I hope that it will look like I am wearing it, not out nude. My direction and shuffle, I’m thinking, and thinking fast, will look as if I’m just getting out of the way, off of the road. We wave as he passes. He shows no surprise, or concern.
I watch and listen to this little car on the difficult high clearance road. There is a very rough spot just before my camp. I have figured that this would discourage others away. I waited for the chunk, or bang of him hitting bottom, but no such entertainment materialized! With only seconds dressed in the wrap, I take it off and continue.
As I remove the wrap, I notice that the waist band is a tad high. I then feel the rear and notice that a part of my buns were exposed. I had presented the ol’ miniskirt on an escalator look. He was concentrating on the road. Maybe he missed that. One of these days, I’ll get to be comfortable with, “Yea, I was hiking naked, so what.”
The swing is fun.
I have parked everything, including the shoes, on a rock. I listen to the wind and watch the trees. As I swing, I get very mindfully aware of the effect of the swing on my body. It creates a great deal of stretch, muscle tension and flex to operate standing and moving. I haven’t been in a big swing since I was a kid. It is a good way to exercise and give a body fluid strengthening. It uses the muscles associated with upper body and with sciatica. I confess that I have been a couple of months in a recovery process overcoming sciatica and Morten’s Neuroma. The sciatica has taught me just how twisted I am, coupled with learned muscle memory, coupled with nerves. The exploration of my feet and body’s motion system has taught me how disassociated and tight my feet are, all effecting my walk. Then there’s the inflammation associated with every other malady one could acquire. So now, I’ve learned log and rope swing yoga. I move the apparatus every which way, as I learn its potential, until I sense that it best to lay off, before I find myself sore. Gotta get me a rope swing one of these days for a good healthy toy…
About 200 yards up the ridge, a dark shadow is perched on a protruding rock, watching…Ah, a black squirrel and pal. The dark one is standing up now, doing a sun and air bath, as you know those naturists will. It’s very large to be so prominent from this distance. Could it be a ringtaled cat?…
What a fun morning on the playground, but something is calling me away. About where I had encountered the motorist, I blow a tire, so to speak. The huarache strap brakes on the left shoe. Immediately, a large sitting rock is seen 15 feet away.
The shoe repairs quickly. All I have to do is feed the leather tie string back through the hole in the sole and tie it. There is already plenty of extra cord on hand.
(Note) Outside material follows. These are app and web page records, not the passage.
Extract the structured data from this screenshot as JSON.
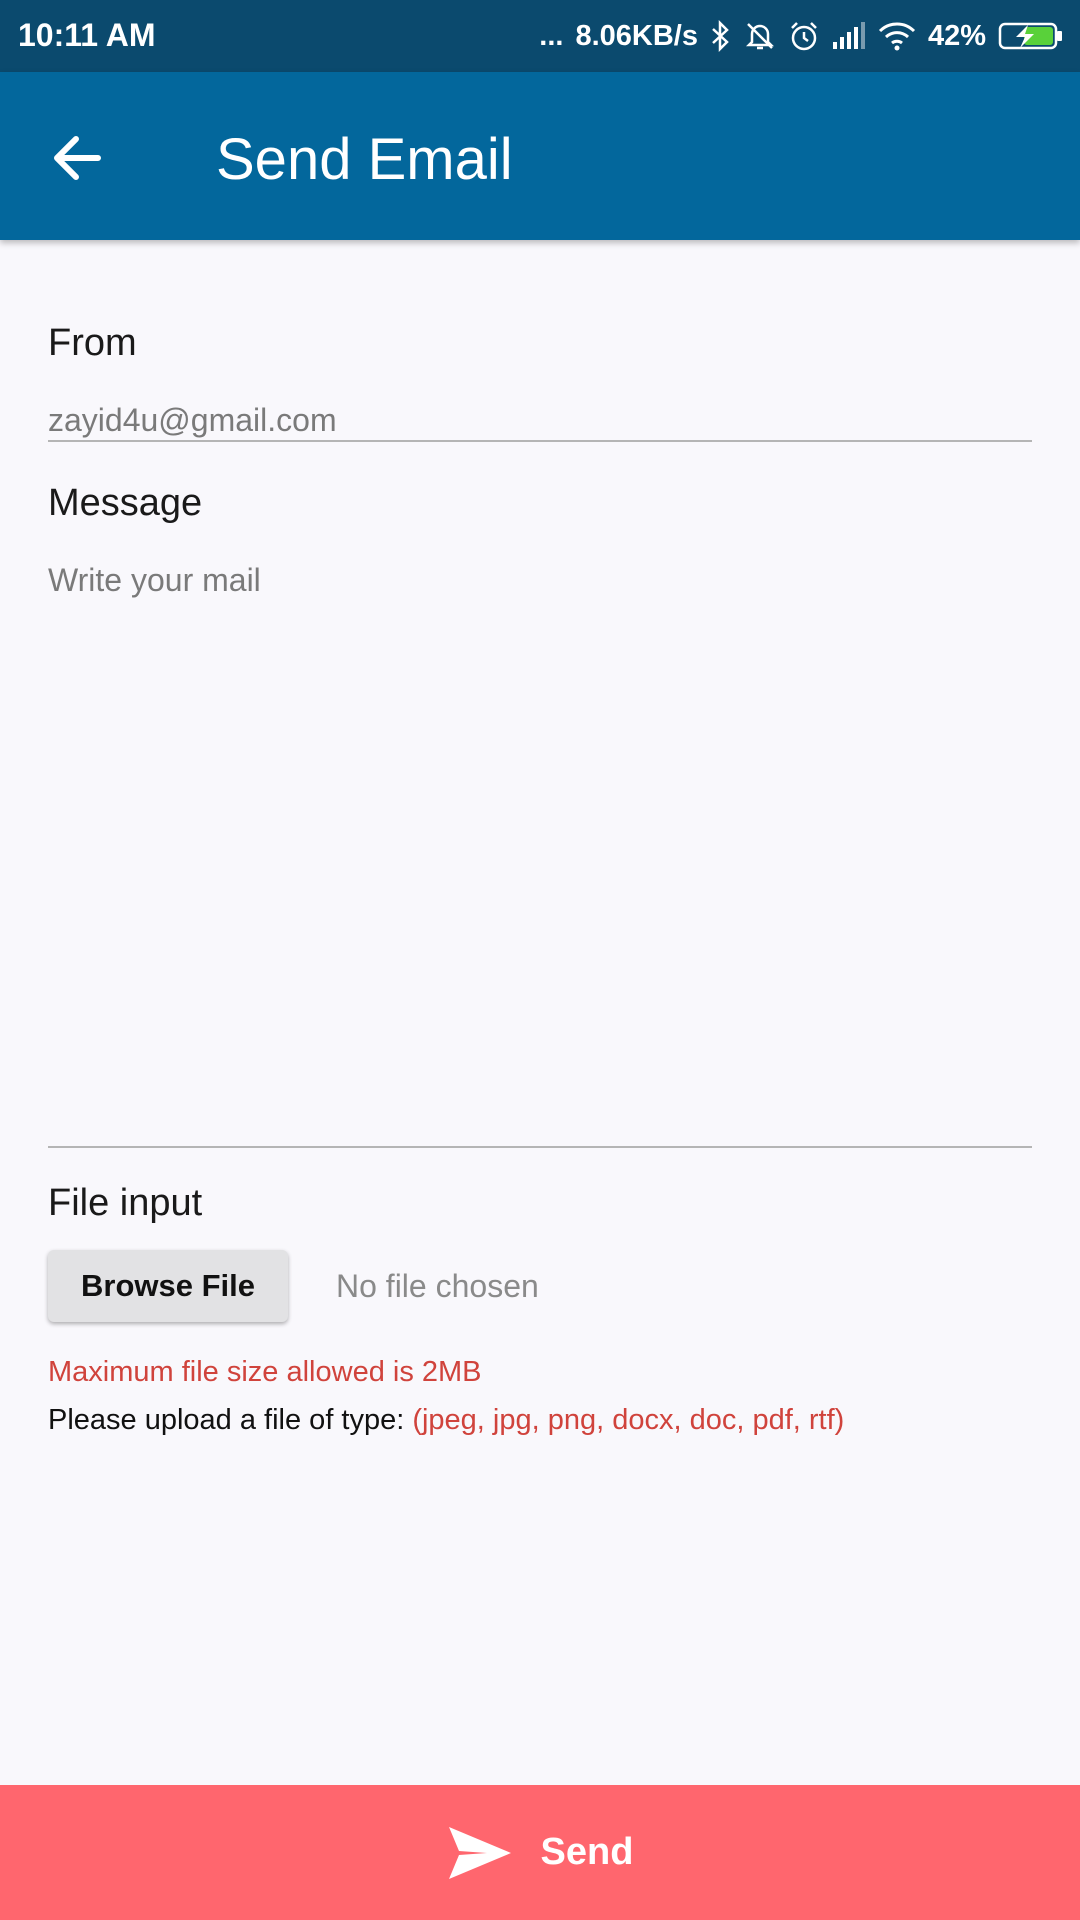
{
  "status_bar": {
    "time": "10:11 AM",
    "dots": "...",
    "net_speed": "8.06KB/s",
    "battery": "42%",
    "icons": [
      "bluetooth-icon",
      "muted-bell-icon",
      "alarm-icon",
      "signal-icon",
      "wifi-icon",
      "battery-charging-icon"
    ]
  },
  "app_bar": {
    "title": "Send Email",
    "back_icon": "arrow-left-icon"
  },
  "form": {
    "from_label": "From",
    "from_value": "zayid4u@gmail.com",
    "message_label": "Message",
    "message_placeholder": "Write your mail",
    "file_label": "File input",
    "browse_label": "Browse File",
    "no_file_text": "No file chosen",
    "size_note": "Maximum file size allowed is 2MB",
    "type_note": "Please upload a file of type:",
    "types": "(jpeg, jpg, png, docx, doc, pdf, rtf)"
  },
  "send": {
    "label": "Send",
    "icon": "send-icon"
  },
  "colors": {
    "status_bar": "#0b4a6e",
    "app_bar": "#03679c",
    "send_bar": "#ff666e",
    "note_red": "#d0433c",
    "background": "#f9f8fc"
  }
}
On the other end of the string, I have left ample extra. I simply feed it through.
Returning, I have oatmeal with fresh raspberries, banana chips and strawberry chips, with a fresh strawberry aside. I cut an agave pole to exercise with and now I write. The clouds overhead have been very unusual. They are constantly moving, quickly changing shape with the strong winds. It’s quite a parade.
The sand and rocks that I must walk on are getting hot for barefeet to stand on. These dead leaves and soil are nice for feet. I think that I shall pass the heat of the day laying down in the shaded tent and study before an afternoon meal. See the first pic.
After a good five hour study session, I emerge from the tent to get a meal. I am surprised by a dark storm cloud. The forecast was no rain until tomorrow, if then. Looking out of the bottom of the deep canyon, I can’t see the bigger picture. Then, it starts to actually rain! It smells good, actually wonderful. I am parked right in a wash. This could mean trouble. Flashflood waters can roll down from the mountain from miles away. I decide to break camp to be cautious and head reluctantly home, early.